A study on the brain after midnight titled "The Mind After Midnight: Nocturnal Wakefulness, Behavioral Dysregulation, and Psychopathology" has been published in the journal Frontiers in Network Psychology.
Researchers from Harvard University and the University of Pennsylvania have published a new hypothesis, dubbed the "Mind After Midnight" hypothesis, suggesting that neurophysiological changes occur in the brain when people are awake after midnight. The absolute time these changes occur is relative to your Circadian rhythm but typically occur after midnight, impacting the brain's reward processing, impulse control, and information processing functions.
The researchers found people were more likely to view the world negatively and make impulsive decisions or engage in harmful behaviors without fully considering the consequences. Part of the biological basis for these effects is the circadian influence of positive affect and negative affect, the tendency to view information in a positive or negative light, respectively. Positive affect is highest in the morning after waking and falls to its lowest levels at night when the body is ready for sleep, and negative affect is at its lowest and highest at the opposite times.
Dopamine levels also rise at night, which can promote engaging in riskier behavior as the reward and motivation systems in the brain are influenced. In combination with skewed information processing capacity and other circadian-influenced systems, dopamine can result in poorer decision-making and function late at night.

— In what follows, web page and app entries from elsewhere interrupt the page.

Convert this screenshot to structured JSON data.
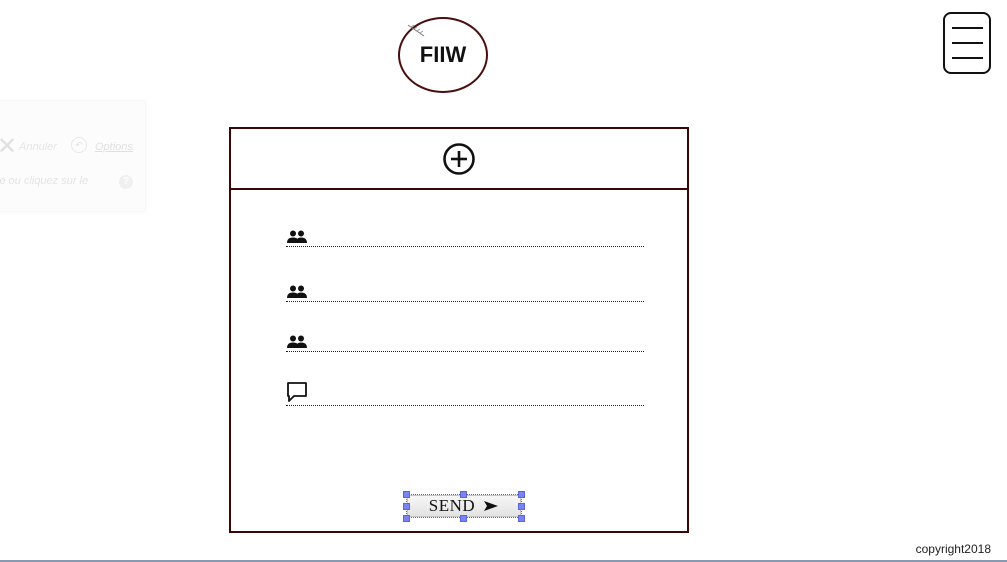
{
  "ghost_overlay": {
    "close_glyph": "✕",
    "text_start": "Annuler",
    "undo_glyph": "↶",
    "options_label": "Options",
    "hint_text": "le ou cliquez sur le",
    "help_glyph": "?"
  },
  "header": {
    "logo_text": "FIIW",
    "logo_border_color": "#4a0e0e",
    "menu_icon": "hamburger-menu-icon"
  },
  "form": {
    "add_icon": "plus-circle-icon",
    "border_color": "#3b0606",
    "fields": [
      {
        "icon": "people-icon",
        "value": "",
        "placeholder": ""
      },
      {
        "icon": "people-icon",
        "value": "",
        "placeholder": ""
      },
      {
        "icon": "people-icon",
        "value": "",
        "placeholder": ""
      },
      {
        "icon": "comment-icon",
        "value": "",
        "placeholder": ""
      }
    ],
    "send_label": "SEND",
    "send_icon": "send-arrow-icon",
    "selection_handle_color": "#7b83f2"
  },
  "footer": {
    "copyright": "copyright2018"
  }
}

"The basic idea is that from a high level, global, evolutionary standpoint, your internal biological circadian clock is tuned towards processes that promote sleep, not wakefulness, after midnight," said the paper's senior author Elizabeth B. Klerman, MD, Ph.D.
"There are millions of people who are awake in the middle of the night, and there's fairly good evidence that their brain is not functioning as well as it does during the day. My plea is for more research to look at that, because their health and safety, as well as that of others, is affected," said Klerman.
You can read more from the study here.